_What you need to do:_
In the entries below, every line with the string "size" is to be reported.

──────

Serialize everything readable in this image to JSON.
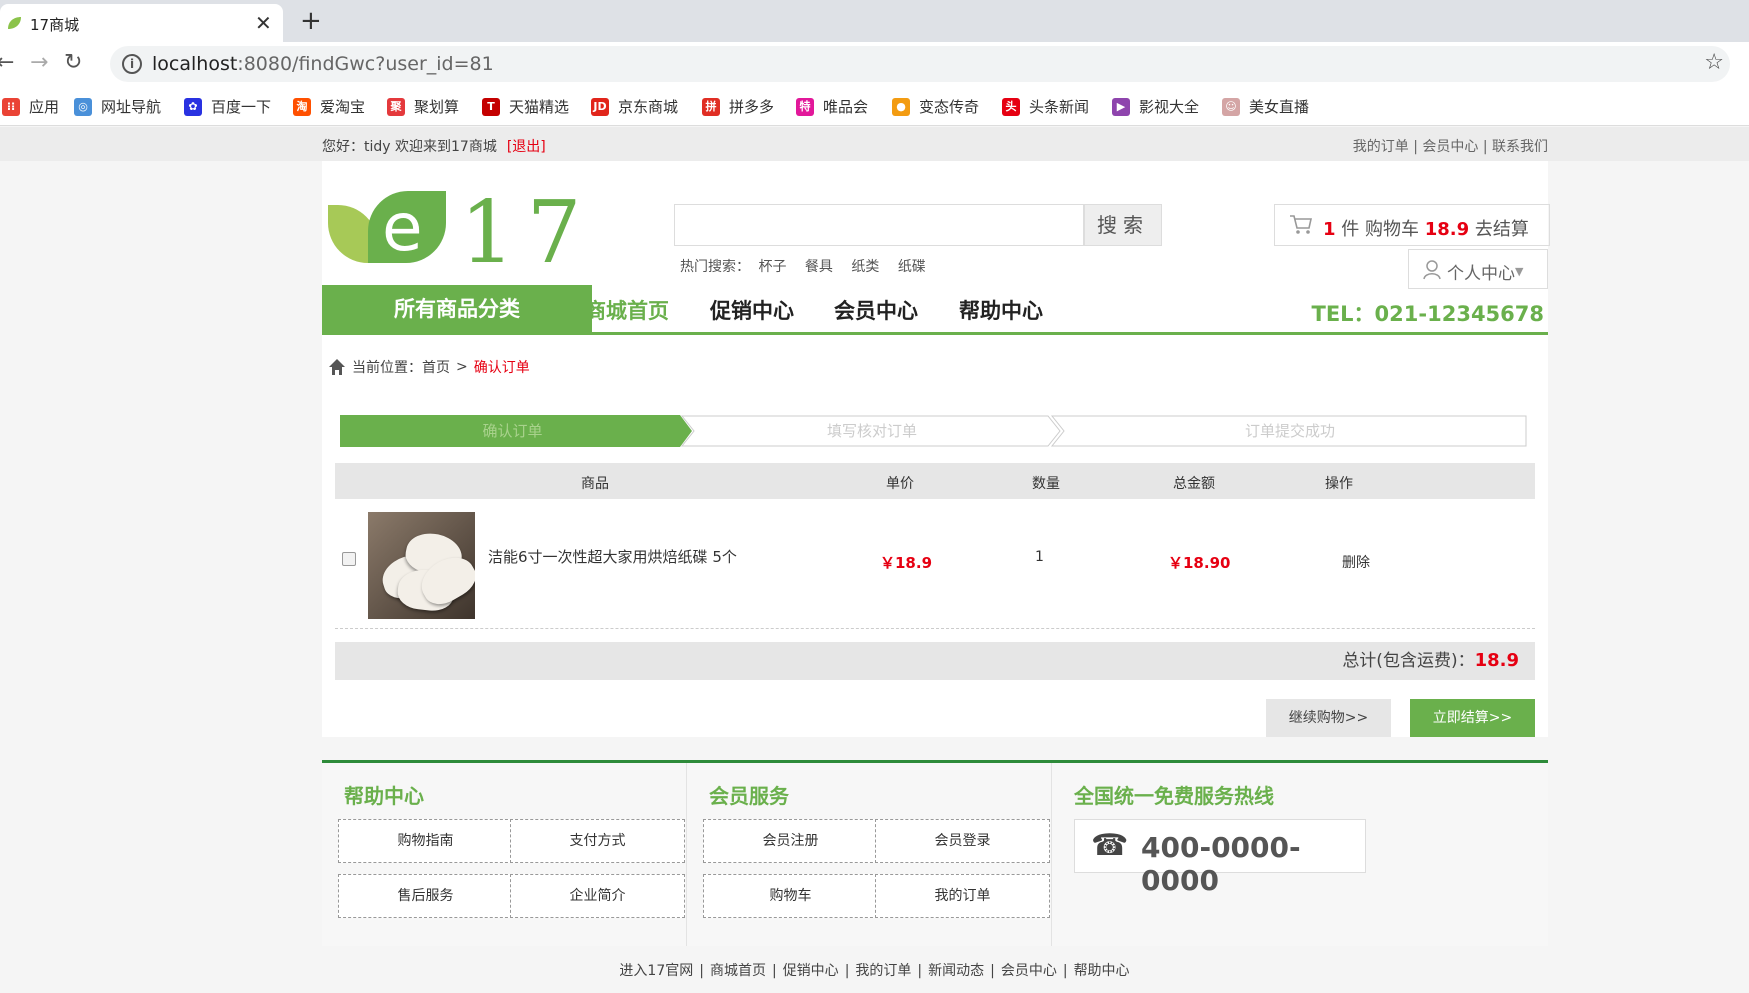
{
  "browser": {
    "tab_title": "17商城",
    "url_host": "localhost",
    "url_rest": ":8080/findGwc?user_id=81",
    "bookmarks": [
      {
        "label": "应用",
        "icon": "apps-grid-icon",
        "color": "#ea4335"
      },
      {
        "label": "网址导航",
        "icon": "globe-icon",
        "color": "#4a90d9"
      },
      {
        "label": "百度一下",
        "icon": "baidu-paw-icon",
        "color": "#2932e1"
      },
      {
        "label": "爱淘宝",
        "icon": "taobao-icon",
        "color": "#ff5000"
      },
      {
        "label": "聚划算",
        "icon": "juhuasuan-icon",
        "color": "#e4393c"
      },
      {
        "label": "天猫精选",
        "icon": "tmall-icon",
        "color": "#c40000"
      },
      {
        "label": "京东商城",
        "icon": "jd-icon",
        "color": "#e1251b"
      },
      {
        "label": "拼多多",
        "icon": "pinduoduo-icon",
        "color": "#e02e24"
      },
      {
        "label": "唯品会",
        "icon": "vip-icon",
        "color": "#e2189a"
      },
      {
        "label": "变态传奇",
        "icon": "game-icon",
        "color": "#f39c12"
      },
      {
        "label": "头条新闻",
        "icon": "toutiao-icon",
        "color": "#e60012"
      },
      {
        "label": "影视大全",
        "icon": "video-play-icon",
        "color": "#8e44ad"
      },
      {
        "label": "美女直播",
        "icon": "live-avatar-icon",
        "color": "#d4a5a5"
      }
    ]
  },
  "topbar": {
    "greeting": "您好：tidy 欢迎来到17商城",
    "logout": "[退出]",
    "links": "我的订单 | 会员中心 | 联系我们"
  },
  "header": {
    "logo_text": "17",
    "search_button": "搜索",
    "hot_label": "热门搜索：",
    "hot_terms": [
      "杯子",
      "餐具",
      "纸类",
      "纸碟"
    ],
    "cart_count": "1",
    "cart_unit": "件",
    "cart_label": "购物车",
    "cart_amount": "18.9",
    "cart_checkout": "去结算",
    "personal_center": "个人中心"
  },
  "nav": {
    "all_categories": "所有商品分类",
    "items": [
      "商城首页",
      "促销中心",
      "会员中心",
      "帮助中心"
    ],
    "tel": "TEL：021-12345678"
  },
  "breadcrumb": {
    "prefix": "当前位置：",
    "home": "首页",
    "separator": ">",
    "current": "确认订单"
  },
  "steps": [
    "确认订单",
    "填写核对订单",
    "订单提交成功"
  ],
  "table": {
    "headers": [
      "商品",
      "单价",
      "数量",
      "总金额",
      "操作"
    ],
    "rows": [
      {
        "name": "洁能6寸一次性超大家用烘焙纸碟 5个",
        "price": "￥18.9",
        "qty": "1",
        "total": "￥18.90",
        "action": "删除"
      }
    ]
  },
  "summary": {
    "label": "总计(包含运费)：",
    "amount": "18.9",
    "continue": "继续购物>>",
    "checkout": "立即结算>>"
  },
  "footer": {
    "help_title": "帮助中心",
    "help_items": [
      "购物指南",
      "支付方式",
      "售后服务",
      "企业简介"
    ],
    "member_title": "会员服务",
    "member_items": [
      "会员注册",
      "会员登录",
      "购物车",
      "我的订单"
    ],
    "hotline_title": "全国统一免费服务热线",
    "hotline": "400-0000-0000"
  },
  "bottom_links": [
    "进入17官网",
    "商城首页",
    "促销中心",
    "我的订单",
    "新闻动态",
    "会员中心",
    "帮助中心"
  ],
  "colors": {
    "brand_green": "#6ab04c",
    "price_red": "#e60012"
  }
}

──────

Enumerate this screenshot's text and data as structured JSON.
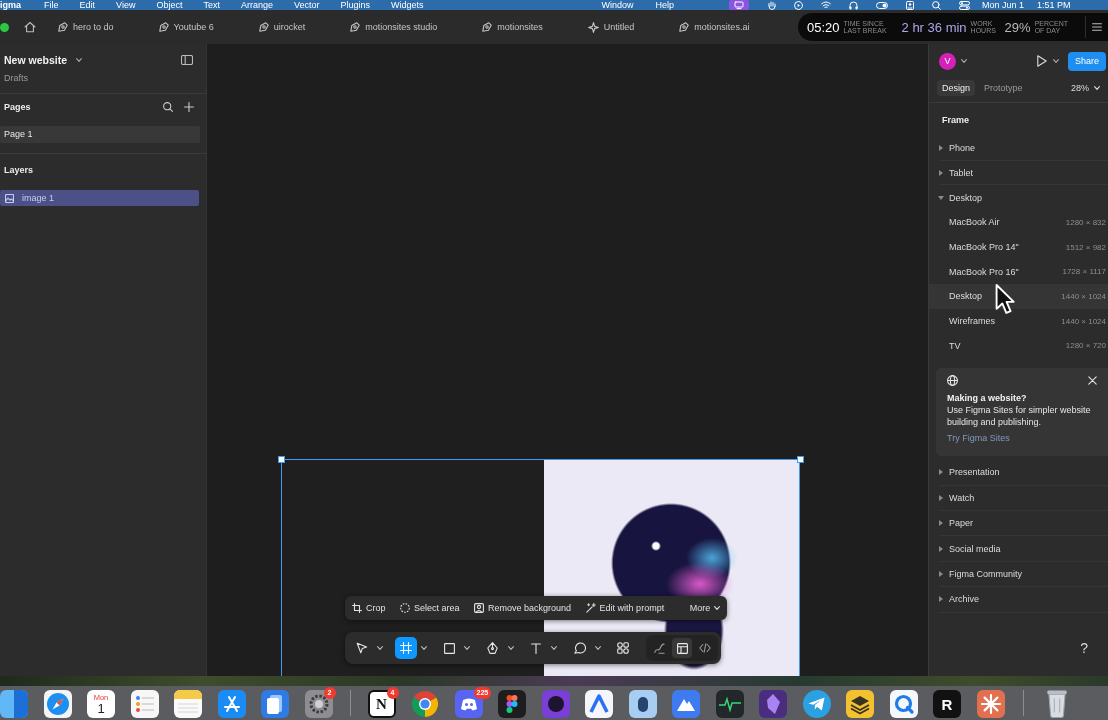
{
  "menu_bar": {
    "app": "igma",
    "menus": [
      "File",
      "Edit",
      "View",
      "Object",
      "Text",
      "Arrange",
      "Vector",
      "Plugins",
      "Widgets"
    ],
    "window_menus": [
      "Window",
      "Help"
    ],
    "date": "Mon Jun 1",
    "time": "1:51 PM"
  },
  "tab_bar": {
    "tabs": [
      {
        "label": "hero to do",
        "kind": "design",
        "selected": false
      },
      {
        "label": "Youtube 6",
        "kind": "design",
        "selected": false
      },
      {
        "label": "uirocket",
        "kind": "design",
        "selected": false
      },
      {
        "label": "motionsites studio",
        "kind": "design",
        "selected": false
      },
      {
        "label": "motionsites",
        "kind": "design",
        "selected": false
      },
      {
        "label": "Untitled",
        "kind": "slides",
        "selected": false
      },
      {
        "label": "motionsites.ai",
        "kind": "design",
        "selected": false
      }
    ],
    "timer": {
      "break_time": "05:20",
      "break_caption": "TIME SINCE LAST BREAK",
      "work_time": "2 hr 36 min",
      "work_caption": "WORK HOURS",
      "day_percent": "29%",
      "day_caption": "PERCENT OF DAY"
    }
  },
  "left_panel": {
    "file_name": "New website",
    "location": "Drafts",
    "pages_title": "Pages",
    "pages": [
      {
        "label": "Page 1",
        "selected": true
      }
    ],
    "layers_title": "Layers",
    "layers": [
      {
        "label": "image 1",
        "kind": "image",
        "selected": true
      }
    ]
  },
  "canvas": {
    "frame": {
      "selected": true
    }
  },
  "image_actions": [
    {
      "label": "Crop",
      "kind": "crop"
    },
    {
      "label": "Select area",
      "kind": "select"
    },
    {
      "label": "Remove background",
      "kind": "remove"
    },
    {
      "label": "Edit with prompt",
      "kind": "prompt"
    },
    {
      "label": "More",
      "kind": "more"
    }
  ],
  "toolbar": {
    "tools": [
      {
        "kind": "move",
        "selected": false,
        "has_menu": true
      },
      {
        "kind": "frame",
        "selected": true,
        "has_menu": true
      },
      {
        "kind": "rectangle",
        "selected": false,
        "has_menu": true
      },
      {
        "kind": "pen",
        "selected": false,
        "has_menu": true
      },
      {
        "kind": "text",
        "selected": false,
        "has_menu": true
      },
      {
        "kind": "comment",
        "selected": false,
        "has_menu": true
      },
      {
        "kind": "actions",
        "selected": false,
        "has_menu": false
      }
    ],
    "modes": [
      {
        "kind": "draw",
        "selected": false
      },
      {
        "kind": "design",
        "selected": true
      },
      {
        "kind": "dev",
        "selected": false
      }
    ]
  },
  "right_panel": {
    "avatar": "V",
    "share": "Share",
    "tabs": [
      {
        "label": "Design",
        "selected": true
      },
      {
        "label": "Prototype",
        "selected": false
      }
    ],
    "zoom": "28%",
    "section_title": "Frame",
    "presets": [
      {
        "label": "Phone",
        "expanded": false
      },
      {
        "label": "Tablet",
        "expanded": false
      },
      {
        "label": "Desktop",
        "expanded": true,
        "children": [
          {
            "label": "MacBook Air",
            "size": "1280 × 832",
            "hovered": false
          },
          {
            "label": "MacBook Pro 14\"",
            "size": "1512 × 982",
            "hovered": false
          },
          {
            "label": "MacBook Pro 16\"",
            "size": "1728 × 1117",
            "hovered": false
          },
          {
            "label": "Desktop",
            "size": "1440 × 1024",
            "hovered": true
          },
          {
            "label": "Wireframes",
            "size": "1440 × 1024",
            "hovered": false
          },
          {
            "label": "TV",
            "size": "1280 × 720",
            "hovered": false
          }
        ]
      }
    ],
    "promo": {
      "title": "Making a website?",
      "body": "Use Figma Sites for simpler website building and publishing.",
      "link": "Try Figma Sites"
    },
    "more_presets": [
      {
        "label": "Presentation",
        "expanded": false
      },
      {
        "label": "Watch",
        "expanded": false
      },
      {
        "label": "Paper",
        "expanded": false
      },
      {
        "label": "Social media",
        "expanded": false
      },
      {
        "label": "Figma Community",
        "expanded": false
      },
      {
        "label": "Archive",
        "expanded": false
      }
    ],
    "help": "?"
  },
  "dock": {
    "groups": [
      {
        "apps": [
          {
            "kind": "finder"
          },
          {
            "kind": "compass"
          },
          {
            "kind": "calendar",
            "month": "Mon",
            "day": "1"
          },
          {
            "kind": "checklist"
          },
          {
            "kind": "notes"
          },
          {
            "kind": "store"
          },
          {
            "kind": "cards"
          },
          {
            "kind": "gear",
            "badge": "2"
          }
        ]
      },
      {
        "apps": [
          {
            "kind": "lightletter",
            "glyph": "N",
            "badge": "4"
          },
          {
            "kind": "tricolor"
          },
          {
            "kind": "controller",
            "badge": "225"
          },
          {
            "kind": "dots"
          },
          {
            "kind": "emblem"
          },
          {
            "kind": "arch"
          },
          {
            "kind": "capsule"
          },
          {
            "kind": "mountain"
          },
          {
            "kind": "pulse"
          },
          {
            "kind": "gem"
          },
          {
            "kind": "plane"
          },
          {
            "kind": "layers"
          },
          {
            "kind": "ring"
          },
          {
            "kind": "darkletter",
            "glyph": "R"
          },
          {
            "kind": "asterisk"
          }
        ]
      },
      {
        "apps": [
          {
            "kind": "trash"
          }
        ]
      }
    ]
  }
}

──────

_Response below:_
            "size": "1280 × 832",
            "size": "1512 × 982",
            "size": "1728 × 1117",
            "size": "1440 × 1024",
            "size": "1440 × 1024",
            "size": "1280 × 720",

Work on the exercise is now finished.